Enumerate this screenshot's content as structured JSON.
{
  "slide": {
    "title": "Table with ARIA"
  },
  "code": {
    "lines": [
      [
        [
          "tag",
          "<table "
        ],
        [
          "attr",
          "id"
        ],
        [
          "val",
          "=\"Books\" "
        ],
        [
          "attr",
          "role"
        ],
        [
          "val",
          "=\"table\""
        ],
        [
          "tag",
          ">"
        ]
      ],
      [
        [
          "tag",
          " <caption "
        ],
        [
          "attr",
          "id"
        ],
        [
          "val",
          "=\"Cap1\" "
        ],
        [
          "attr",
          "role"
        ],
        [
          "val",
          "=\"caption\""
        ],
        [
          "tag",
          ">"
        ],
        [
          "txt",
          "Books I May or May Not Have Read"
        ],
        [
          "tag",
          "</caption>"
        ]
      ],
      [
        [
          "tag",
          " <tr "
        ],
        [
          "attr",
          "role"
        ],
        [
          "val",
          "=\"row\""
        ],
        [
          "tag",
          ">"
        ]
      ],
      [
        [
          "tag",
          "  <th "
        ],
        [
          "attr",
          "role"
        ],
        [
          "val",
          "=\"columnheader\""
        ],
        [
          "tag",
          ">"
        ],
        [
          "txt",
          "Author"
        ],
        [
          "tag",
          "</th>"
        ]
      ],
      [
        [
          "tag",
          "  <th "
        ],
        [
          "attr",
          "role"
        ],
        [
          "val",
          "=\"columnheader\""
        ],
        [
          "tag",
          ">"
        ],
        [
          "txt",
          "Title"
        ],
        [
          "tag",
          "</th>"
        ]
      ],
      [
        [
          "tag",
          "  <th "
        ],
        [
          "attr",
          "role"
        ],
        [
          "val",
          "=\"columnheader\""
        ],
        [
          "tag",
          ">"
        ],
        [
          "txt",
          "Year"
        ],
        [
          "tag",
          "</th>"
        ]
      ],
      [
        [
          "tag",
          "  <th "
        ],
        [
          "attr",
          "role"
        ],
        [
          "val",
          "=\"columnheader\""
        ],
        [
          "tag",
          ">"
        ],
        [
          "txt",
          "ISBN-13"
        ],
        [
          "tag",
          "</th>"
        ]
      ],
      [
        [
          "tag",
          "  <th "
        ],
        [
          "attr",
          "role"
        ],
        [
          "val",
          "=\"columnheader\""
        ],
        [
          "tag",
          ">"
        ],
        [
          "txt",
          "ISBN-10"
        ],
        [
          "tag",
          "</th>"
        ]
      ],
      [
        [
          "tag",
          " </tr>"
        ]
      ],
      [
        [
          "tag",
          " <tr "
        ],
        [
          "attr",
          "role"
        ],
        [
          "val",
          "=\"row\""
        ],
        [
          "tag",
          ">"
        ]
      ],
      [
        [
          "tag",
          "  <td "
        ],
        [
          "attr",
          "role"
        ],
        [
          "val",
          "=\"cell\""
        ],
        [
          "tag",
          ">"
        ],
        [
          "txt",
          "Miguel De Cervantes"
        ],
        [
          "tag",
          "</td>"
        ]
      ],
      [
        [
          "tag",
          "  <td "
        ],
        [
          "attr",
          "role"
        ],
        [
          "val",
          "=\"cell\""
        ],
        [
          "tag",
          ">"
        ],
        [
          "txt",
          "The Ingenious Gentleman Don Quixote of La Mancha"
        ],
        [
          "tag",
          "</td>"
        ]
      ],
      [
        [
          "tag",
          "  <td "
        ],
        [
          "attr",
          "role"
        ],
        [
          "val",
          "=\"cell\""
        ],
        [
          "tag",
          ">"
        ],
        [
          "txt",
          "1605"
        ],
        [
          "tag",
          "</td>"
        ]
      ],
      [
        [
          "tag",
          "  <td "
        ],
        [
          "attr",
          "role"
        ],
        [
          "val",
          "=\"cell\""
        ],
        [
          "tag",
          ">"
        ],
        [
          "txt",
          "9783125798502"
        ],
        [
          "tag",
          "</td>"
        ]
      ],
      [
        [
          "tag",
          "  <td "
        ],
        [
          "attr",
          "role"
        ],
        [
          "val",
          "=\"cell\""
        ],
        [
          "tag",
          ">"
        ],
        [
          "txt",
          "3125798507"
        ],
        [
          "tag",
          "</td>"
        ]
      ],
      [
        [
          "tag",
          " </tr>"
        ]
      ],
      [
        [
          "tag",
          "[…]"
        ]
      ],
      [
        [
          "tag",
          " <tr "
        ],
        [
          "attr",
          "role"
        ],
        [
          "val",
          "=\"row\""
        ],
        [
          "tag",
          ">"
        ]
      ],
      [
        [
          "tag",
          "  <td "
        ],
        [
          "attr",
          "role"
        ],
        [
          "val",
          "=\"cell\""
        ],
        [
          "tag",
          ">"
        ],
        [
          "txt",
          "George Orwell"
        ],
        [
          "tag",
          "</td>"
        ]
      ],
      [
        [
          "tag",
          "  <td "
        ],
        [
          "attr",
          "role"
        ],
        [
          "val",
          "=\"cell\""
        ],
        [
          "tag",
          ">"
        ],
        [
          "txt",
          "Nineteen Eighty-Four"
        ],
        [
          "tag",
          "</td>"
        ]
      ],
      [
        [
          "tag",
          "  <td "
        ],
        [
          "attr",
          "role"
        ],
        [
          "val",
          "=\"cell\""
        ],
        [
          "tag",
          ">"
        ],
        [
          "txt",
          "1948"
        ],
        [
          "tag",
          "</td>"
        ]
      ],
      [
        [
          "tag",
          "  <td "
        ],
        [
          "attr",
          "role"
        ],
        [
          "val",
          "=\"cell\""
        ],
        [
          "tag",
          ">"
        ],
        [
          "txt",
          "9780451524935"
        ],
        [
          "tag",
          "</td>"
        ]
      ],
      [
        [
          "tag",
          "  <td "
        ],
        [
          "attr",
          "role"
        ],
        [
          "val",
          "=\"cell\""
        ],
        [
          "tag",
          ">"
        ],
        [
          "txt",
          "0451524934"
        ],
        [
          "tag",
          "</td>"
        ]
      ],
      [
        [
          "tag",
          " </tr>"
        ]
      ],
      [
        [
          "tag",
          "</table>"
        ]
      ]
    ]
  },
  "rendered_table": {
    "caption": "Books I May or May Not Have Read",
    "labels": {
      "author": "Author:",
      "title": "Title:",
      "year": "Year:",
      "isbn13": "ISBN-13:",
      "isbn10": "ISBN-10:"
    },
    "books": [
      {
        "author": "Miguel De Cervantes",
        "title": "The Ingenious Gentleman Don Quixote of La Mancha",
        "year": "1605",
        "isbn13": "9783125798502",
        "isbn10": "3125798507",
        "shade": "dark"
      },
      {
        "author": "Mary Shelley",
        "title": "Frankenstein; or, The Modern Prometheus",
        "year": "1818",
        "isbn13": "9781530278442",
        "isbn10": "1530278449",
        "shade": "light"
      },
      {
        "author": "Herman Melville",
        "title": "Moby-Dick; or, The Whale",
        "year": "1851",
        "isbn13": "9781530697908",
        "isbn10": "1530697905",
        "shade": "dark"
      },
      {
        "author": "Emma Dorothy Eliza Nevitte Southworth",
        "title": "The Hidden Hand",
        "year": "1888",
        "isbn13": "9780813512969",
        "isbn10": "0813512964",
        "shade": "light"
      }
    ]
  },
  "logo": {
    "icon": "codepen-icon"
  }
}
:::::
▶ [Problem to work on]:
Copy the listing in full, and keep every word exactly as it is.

▶ [Response below]:
Enumerate this screenshot's content as structured JSON.
{
  "slide": {
    "title": "Table with ARIA"
  },
  "code": {
    "lines": [
      [
        [
          "tag",
          "<table "
        ],
        [
          "attr",
          "id"
        ],
        [
          "val",
          "=\"Books\" "
        ],
        [
          "attr",
          "role"
        ],
        [
          "val",
          "=\"table\""
        ],
        [
          "tag",
          ">"
        ]
      ],
      [
        [
          "tag",
          " <caption "
        ],
        [
          "attr",
          "id"
        ],
        [
          "val",
          "=\"Cap1\" "
        ],
        [
          "attr",
          "role"
        ],
        [
          "val",
          "=\"caption\""
        ],
        [
          "tag",
          ">"
        ],
        [
          "txt",
          "Books I May or May Not Have Read"
        ],
        [
          "tag",
          "</caption>"
        ]
      ],
      [
        [
          "tag",
          " <tr "
        ],
        [
          "attr",
          "role"
        ],
        [
          "val",
          "=\"row\""
        ],
        [
          "tag",
          ">"
        ]
      ],
      [
        [
          "tag",
          "  <th "
        ],
        [
          "attr",
          "role"
        ],
        [
          "val",
          "=\"columnheader\""
        ],
        [
          "tag",
          ">"
        ],
        [
          "txt",
          "Author"
        ],
        [
          "tag",
          "</th>"
        ]
      ],
      [
        [
          "tag",
          "  <th "
        ],
        [
          "attr",
          "role"
        ],
        [
          "val",
          "=\"columnheader\""
        ],
        [
          "tag",
          ">"
        ],
        [
          "txt",
          "Title"
        ],
        [
          "tag",
          "</th>"
        ]
      ],
      [
        [
          "tag",
          "  <th "
        ],
        [
          "attr",
          "role"
        ],
        [
          "val",
          "=\"columnheader\""
        ],
        [
          "tag",
          ">"
        ],
        [
          "txt",
          "Year"
        ],
        [
          "tag",
          "</th>"
        ]
      ],
      [
        [
          "tag",
          "  <th "
        ],
        [
          "attr",
          "role"
        ],
        [
          "val",
          "=\"columnheader\""
        ],
        [
          "tag",
          ">"
        ],
        [
          "txt",
          "ISBN-13"
        ],
        [
          "tag",
          "</th>"
        ]
      ],
      [
        [
          "tag",
          "  <th "
        ],
        [
          "attr",
          "role"
        ],
        [
          "val",
          "=\"columnheader\""
        ],
        [
          "tag",
          ">"
        ],
        [
          "txt",
          "ISBN-10"
        ],
        [
          "tag",
          "</th>"
        ]
      ],
      [
        [
          "tag",
          " </tr>"
        ]
      ],
      [
        [
          "tag",
          " <tr "
        ],
        [
          "attr",
          "role"
        ],
        [
          "val",
          "=\"row\""
        ],
        [
          "tag",
          ">"
        ]
      ],
      [
        [
          "tag",
          "  <td "
        ],
        [
          "attr",
          "role"
        ],
        [
          "val",
          "=\"cell\""
        ],
        [
          "tag",
          ">"
        ],
        [
          "txt",
          "Miguel De Cervantes"
        ],
        [
          "tag",
          "</td>"
        ]
      ],
      [
        [
          "tag",
          "  <td "
        ],
        [
          "attr",
          "role"
        ],
        [
          "val",
          "=\"cell\""
        ],
        [
          "tag",
          ">"
        ],
        [
          "txt",
          "The Ingenious Gentleman Don Quixote of La Mancha"
        ],
        [
          "tag",
          "</td>"
        ]
      ],
      [
        [
          "tag",
          "  <td "
        ],
        [
          "attr",
          "role"
        ],
        [
          "val",
          "=\"cell\""
        ],
        [
          "tag",
          ">"
        ],
        [
          "txt",
          "1605"
        ],
        [
          "tag",
          "</td>"
        ]
      ],
      [
        [
          "tag",
          "  <td "
        ],
        [
          "attr",
          "role"
        ],
        [
          "val",
          "=\"cell\""
        ],
        [
          "tag",
          ">"
        ],
        [
          "txt",
          "9783125798502"
        ],
        [
          "tag",
          "</td>"
        ]
      ],
      [
        [
          "tag",
          "  <td "
        ],
        [
          "attr",
          "role"
        ],
        [
          "val",
          "=\"cell\""
        ],
        [
          "tag",
          ">"
        ],
        [
          "txt",
          "3125798507"
        ],
        [
          "tag",
          "</td>"
        ]
      ],
      [
        [
          "tag",
          " </tr>"
        ]
      ],
      [
        [
          "tag",
          "[…]"
        ]
      ],
      [
        [
          "tag",
          " <tr "
        ],
        [
          "attr",
          "role"
        ],
        [
          "val",
          "=\"row\""
        ],
        [
          "tag",
          ">"
        ]
      ],
      [
        [
          "tag",
          "  <td "
        ],
        [
          "attr",
          "role"
        ],
        [
          "val",
          "=\"cell\""
        ],
        [
          "tag",
          ">"
        ],
        [
          "txt",
          "George Orwell"
        ],
        [
          "tag",
          "</td>"
        ]
      ],
      [
        [
          "tag",
          "  <td "
        ],
        [
          "attr",
          "role"
        ],
        [
          "val",
          "=\"cell\""
        ],
        [
          "tag",
          ">"
        ],
        [
          "txt",
          "Nineteen Eighty-Four"
        ],
        [
          "tag",
          "</td>"
        ]
      ],
      [
        [
          "tag",
          "  <td "
        ],
        [
          "attr",
          "role"
        ],
        [
          "val",
          "=\"cell\""
        ],
        [
          "tag",
          ">"
        ],
        [
          "txt",
          "1948"
        ],
        [
          "tag",
          "</td>"
        ]
      ],
      [
        [
          "tag",
          "  <td "
        ],
        [
          "attr",
          "role"
        ],
        [
          "val",
          "=\"cell\""
        ],
        [
          "tag",
          ">"
        ],
        [
          "txt",
          "9780451524935"
        ],
        [
          "tag",
          "</td>"
        ]
      ],
      [
        [
          "tag",
          "  <td "
        ],
        [
          "attr",
          "role"
        ],
        [
          "val",
          "=\"cell\""
        ],
        [
          "tag",
          ">"
        ],
        [
          "txt",
          "0451524934"
        ],
        [
          "tag",
          "</td>"
        ]
      ],
      [
        [
          "tag",
          " </tr>"
        ]
      ],
      [
        [
          "tag",
          "</table>"
        ]
      ]
    ]
  },
  "rendered_table": {
    "caption": "Books I May or May Not Have Read",
    "labels": {
      "author": "Author:",
      "title": "Title:",
      "year": "Year:",
      "isbn13": "ISBN-13:",
      "isbn10": "ISBN-10:"
    },
    "books": [
      {
        "author": "Miguel De Cervantes",
        "title": "The Ingenious Gentleman Don Quixote of La Mancha",
        "year": "1605",
        "isbn13": "9783125798502",
        "isbn10": "3125798507",
        "shade": "dark"
      },
      {
        "author": "Mary Shelley",
        "title": "Frankenstein; or, The Modern Prometheus",
        "year": "1818",
        "isbn13": "9781530278442",
        "isbn10": "1530278449",
        "shade": "light"
      },
      {
        "author": "Herman Melville",
        "title": "Moby-Dick; or, The Whale",
        "year": "1851",
        "isbn13": "9781530697908",
        "isbn10": "1530697905",
        "shade": "dark"
      },
      {
        "author": "Emma Dorothy Eliza Nevitte Southworth",
        "title": "The Hidden Hand",
        "year": "1888",
        "isbn13": "9780813512969",
        "isbn10": "0813512964",
        "shade": "light"
      }
    ]
  },
  "logo": {
    "icon": "codepen-icon"
  }
}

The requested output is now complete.